Which is pretty much the structure of the Javascript code I started with – and now I understand why it needed an extra argument.

This entry was posted in chatter.

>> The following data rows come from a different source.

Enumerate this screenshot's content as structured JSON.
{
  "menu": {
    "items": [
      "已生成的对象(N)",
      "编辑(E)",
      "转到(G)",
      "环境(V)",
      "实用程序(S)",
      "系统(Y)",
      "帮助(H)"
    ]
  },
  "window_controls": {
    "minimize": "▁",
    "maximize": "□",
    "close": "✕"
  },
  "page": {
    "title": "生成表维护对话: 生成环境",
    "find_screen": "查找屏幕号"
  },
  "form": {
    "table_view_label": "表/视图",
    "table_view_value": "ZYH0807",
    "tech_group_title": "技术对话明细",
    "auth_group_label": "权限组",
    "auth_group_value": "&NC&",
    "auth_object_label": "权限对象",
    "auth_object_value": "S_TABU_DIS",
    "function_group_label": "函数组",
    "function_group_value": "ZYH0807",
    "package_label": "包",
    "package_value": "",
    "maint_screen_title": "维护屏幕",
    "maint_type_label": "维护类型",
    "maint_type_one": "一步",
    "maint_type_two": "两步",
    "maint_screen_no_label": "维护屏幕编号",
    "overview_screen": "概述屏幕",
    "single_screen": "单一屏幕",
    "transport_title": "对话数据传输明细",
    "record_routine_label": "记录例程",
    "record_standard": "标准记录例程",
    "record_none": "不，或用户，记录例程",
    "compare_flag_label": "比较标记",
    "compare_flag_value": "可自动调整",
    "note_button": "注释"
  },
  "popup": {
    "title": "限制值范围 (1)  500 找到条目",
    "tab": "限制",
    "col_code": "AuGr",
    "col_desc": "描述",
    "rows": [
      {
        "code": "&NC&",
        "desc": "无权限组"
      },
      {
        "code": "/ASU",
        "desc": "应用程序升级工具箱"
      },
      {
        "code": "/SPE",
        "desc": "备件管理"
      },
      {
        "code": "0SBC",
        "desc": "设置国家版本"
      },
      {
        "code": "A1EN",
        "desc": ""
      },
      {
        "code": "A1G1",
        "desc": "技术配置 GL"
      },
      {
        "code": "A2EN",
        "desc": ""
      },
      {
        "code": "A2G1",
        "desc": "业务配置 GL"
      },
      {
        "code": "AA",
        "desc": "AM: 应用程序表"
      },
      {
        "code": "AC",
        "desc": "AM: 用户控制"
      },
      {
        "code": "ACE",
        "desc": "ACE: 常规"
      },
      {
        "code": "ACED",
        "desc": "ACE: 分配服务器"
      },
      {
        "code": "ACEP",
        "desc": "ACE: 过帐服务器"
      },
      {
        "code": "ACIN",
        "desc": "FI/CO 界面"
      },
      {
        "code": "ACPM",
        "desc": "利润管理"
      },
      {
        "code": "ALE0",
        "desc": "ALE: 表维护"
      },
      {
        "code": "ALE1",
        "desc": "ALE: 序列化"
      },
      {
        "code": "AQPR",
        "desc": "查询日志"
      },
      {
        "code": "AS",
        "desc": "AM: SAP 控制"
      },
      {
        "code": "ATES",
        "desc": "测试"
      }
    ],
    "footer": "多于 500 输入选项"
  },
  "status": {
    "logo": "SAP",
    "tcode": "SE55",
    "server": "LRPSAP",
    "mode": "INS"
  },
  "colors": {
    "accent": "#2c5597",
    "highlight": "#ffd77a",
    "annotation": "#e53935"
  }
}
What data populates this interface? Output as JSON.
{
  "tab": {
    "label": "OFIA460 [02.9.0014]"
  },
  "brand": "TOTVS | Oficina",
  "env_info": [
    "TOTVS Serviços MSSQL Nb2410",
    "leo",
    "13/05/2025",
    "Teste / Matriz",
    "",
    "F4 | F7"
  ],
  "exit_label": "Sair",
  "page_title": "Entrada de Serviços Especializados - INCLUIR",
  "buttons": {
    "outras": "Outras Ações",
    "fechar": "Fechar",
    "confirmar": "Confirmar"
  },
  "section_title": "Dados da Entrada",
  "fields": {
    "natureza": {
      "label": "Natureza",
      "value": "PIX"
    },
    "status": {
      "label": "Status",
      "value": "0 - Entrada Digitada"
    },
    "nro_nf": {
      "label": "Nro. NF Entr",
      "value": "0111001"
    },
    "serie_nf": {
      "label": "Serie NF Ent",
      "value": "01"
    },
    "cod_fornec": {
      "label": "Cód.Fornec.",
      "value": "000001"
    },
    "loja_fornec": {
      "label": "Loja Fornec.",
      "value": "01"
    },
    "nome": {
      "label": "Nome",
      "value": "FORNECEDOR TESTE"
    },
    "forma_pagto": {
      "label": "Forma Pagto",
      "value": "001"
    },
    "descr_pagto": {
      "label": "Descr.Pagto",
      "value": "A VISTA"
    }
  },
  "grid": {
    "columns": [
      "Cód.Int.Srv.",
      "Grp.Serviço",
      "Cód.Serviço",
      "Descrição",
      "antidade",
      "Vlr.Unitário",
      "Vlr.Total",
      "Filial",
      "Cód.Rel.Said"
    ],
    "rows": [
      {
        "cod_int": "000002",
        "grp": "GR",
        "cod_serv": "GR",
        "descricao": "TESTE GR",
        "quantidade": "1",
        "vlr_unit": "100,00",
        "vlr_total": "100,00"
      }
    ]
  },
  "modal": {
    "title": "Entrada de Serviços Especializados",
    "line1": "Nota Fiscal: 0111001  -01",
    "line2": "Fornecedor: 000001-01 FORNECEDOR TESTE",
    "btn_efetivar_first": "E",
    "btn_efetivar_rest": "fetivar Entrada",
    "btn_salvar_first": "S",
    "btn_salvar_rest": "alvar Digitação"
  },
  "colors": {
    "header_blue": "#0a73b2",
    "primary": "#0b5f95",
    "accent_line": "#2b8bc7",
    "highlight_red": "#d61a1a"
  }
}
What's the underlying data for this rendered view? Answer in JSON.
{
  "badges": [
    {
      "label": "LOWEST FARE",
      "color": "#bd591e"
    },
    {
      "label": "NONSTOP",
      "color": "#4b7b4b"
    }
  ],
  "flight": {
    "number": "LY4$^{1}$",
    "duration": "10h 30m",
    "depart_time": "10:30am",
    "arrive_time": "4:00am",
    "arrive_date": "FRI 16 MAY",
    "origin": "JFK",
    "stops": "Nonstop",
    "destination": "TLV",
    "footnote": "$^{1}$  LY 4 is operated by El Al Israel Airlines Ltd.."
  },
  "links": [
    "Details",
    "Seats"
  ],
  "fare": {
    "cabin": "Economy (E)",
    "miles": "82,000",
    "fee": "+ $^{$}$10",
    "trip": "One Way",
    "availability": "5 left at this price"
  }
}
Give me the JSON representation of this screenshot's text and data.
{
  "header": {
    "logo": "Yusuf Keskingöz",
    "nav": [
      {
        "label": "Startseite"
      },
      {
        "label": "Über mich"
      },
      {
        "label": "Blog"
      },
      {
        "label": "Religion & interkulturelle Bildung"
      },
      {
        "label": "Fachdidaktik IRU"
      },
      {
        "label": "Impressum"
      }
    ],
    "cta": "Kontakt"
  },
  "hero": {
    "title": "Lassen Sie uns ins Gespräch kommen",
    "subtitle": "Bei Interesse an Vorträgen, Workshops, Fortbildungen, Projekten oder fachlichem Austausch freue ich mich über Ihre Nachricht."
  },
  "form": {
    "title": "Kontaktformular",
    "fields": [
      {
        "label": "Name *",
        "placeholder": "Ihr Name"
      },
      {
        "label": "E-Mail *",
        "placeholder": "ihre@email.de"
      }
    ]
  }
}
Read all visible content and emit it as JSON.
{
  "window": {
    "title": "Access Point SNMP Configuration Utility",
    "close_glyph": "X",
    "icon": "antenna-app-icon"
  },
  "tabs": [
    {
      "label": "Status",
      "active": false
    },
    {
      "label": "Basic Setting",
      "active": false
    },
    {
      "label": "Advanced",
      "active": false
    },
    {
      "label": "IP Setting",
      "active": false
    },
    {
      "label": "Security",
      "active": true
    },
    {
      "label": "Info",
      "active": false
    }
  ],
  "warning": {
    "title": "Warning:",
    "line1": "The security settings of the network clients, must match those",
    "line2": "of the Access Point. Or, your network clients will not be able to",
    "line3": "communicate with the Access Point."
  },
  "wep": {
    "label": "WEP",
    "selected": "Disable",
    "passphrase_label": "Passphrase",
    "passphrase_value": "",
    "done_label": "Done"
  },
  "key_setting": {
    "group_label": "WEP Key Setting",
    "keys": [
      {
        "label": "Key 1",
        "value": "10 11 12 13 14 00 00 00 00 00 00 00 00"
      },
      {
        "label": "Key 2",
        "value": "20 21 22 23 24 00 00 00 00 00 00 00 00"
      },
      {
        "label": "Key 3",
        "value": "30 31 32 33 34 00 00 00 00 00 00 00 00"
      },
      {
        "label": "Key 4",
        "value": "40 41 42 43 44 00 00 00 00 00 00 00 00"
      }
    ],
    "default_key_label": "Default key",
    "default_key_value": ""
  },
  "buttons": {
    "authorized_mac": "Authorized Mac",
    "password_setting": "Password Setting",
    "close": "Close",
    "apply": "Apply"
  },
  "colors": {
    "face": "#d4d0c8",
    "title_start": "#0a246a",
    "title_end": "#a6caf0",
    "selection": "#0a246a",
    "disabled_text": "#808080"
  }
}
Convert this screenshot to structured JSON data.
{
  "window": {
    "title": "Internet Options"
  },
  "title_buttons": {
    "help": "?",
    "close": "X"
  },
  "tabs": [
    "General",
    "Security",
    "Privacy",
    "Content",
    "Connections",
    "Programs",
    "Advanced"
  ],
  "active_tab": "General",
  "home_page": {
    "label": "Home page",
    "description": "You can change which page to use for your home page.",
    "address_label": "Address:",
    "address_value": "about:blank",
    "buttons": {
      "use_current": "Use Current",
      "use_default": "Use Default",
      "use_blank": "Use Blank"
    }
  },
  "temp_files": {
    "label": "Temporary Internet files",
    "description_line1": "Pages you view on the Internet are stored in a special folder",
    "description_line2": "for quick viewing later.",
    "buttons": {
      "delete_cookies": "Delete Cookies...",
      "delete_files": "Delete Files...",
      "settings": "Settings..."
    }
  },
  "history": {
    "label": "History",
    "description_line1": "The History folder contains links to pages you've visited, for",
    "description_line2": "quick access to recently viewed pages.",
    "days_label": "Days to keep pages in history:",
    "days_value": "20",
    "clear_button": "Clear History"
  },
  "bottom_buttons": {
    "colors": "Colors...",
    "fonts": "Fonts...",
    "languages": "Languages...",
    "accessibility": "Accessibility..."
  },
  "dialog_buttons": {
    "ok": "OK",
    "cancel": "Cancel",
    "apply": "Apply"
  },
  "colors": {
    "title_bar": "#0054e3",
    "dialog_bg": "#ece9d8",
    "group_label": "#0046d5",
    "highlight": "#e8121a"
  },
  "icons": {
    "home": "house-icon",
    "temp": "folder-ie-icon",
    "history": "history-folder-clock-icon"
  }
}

Bookmark the permalink.

### 1 Response to Just occasionally, one would be quite lost without recursion

1. Veky says:

> # I hate that Python doesn’t let you say ‘A’ .. ‘Z’ or something

Because you have something better.

from string import ascii_uppercase as letters